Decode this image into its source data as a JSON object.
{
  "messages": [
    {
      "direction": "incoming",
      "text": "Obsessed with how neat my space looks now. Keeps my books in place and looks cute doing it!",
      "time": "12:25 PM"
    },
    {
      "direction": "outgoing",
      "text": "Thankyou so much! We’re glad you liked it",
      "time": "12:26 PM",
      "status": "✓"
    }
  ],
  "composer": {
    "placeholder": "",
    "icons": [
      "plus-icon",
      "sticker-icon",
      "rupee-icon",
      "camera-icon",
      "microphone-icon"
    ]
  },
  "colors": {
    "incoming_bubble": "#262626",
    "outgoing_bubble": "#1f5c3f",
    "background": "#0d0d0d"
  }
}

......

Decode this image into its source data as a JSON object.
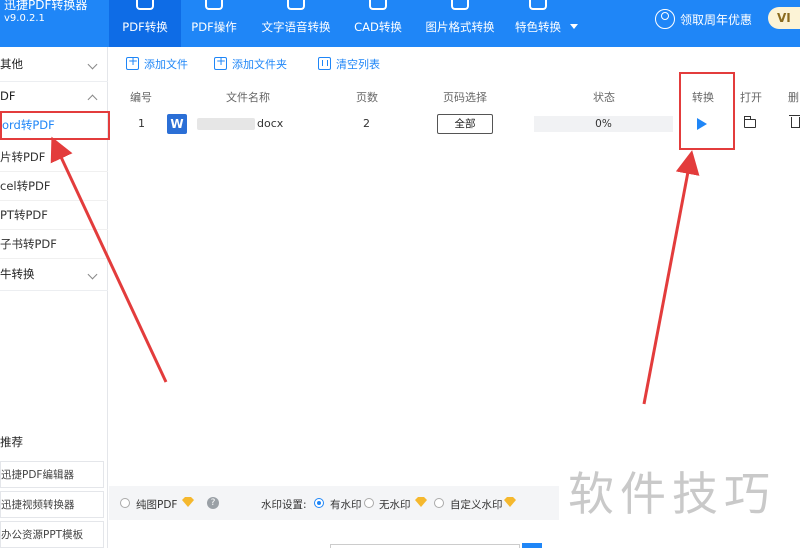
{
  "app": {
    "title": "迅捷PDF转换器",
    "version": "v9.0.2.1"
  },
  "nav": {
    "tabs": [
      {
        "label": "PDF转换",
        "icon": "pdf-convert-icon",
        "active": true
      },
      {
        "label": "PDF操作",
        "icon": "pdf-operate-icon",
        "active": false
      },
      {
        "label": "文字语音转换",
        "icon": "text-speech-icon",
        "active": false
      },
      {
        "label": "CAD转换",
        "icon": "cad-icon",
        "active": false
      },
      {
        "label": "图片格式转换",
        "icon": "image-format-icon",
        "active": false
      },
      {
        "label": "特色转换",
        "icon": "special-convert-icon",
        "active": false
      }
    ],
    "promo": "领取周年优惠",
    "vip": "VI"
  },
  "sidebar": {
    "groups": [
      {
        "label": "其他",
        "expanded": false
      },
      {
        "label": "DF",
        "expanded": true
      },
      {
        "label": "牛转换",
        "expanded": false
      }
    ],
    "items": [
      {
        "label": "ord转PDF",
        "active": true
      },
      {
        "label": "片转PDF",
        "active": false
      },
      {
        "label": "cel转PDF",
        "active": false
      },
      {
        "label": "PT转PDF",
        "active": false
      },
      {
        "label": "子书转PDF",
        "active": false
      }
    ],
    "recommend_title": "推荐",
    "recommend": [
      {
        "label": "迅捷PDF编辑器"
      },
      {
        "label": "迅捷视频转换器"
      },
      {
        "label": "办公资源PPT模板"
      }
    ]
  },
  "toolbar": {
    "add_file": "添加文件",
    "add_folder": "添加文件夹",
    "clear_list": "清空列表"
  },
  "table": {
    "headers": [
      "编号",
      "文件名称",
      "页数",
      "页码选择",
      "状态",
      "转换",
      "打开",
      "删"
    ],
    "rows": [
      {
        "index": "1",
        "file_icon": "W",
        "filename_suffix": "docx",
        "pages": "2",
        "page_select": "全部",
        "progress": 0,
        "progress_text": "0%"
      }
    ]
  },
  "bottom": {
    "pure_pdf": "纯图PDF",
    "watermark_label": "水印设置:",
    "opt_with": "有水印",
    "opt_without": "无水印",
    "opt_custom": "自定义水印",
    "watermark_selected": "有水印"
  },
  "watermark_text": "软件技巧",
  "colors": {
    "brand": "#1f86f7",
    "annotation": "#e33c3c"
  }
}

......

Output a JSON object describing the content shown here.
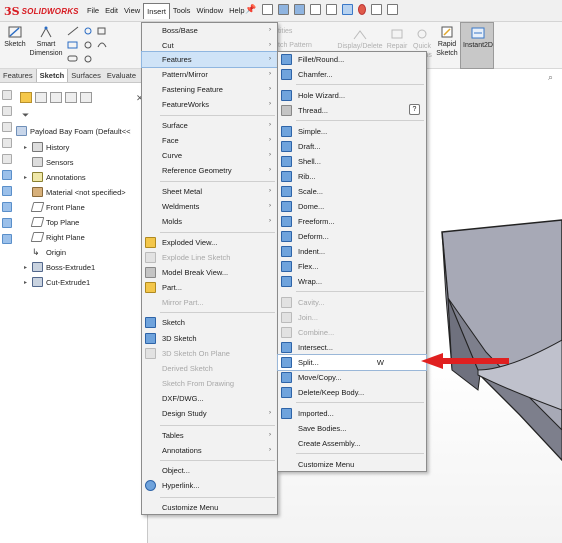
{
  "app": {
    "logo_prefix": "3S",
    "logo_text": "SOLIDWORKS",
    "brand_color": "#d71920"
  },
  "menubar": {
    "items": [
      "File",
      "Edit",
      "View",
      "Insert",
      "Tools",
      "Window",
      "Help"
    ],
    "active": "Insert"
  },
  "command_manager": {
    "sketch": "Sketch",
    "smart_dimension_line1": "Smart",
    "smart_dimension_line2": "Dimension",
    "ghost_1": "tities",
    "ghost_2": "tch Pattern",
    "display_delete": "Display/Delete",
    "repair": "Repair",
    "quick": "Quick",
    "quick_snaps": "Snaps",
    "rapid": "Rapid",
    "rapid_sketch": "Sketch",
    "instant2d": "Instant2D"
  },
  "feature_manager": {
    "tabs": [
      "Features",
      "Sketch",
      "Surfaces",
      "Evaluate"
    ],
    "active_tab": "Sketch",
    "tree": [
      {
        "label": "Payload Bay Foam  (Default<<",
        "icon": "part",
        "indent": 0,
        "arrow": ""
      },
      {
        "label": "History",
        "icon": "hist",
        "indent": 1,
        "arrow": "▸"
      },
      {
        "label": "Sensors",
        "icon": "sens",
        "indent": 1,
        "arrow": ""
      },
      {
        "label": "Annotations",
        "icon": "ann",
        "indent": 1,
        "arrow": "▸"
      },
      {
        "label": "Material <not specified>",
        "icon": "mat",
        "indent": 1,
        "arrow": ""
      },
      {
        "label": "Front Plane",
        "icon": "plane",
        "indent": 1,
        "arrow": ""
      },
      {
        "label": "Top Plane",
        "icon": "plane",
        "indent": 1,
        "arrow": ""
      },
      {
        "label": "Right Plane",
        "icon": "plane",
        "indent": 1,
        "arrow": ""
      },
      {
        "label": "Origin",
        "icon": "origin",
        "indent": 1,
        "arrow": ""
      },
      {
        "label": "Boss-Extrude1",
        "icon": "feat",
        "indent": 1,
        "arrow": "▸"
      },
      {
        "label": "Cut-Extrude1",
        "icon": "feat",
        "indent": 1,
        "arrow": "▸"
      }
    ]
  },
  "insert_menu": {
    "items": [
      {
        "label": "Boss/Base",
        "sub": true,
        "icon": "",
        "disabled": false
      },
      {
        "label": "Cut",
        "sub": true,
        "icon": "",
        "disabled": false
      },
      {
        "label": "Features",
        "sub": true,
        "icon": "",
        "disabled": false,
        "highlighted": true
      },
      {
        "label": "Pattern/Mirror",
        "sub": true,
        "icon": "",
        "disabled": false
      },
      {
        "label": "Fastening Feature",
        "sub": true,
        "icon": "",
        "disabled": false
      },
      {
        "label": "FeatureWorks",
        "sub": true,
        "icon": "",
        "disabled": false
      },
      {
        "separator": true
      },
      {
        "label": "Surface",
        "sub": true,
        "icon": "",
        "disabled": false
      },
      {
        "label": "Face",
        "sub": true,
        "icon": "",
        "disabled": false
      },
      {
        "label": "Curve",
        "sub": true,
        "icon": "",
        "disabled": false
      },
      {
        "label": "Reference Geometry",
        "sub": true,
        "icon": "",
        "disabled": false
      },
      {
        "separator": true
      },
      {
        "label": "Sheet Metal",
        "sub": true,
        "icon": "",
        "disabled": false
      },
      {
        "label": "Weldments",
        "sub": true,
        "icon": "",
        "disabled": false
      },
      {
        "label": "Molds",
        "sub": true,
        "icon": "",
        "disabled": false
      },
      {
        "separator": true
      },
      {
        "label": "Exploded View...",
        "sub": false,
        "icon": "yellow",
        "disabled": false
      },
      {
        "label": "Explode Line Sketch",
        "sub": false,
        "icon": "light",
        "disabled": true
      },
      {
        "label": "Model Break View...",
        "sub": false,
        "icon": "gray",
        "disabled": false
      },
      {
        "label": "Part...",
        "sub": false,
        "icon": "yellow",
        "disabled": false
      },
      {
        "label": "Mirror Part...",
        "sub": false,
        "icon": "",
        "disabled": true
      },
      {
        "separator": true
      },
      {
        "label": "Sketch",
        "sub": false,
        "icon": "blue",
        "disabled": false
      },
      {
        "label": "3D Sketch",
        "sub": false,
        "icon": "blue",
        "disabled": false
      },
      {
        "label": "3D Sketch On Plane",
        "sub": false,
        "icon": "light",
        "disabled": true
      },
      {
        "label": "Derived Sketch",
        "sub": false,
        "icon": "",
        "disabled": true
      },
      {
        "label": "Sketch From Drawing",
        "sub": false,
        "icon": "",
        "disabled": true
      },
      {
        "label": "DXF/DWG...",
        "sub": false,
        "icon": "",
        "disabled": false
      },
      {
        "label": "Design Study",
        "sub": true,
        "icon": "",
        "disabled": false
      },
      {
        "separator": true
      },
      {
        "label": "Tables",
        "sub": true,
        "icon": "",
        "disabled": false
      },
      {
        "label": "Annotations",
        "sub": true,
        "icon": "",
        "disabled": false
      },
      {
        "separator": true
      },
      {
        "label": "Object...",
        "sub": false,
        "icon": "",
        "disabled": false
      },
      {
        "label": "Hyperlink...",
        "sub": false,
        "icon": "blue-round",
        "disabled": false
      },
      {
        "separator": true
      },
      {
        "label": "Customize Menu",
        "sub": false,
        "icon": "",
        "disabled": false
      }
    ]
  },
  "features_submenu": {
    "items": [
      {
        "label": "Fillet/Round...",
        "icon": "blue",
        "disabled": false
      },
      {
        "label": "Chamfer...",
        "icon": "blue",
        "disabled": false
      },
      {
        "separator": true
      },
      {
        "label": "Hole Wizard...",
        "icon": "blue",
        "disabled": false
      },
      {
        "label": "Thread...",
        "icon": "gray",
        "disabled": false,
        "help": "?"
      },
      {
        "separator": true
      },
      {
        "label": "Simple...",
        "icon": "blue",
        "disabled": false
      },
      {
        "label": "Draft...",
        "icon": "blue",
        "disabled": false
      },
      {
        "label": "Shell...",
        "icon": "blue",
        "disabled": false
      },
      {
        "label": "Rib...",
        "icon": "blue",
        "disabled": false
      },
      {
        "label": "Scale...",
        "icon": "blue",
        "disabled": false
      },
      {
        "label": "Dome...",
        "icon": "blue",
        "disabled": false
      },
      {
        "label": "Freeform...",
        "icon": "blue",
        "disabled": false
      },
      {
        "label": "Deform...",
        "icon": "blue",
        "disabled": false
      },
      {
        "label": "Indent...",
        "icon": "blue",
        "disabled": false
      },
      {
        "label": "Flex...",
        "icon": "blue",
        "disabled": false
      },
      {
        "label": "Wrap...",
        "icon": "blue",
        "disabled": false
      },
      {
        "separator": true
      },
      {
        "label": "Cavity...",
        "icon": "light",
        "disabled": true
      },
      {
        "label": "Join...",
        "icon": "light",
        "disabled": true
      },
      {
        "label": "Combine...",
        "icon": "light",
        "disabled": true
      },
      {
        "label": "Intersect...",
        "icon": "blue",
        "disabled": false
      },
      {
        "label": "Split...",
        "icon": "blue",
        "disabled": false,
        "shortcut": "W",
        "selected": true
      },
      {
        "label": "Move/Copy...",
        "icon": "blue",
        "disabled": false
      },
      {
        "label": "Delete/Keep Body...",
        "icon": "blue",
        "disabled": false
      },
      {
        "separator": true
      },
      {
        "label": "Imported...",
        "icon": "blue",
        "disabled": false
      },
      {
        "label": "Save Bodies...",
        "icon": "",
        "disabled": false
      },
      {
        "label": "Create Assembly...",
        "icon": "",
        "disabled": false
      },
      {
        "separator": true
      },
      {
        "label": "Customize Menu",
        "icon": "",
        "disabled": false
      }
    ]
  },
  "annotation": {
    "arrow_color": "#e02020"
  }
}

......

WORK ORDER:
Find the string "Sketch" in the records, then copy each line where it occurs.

YOUR RESPONSE:
    "sketch": "Sketch",
    "rapid_sketch": "Sketch",
      "Sketch",
    "active_tab": "Sketch",
        "label": "Explode Line Sketch",
        "label": "Sketch",
        "label": "3D Sketch",
        "label": "3D Sketch On Plane",
        "label": "Derived Sketch",
        "label": "Sketch From Drawing",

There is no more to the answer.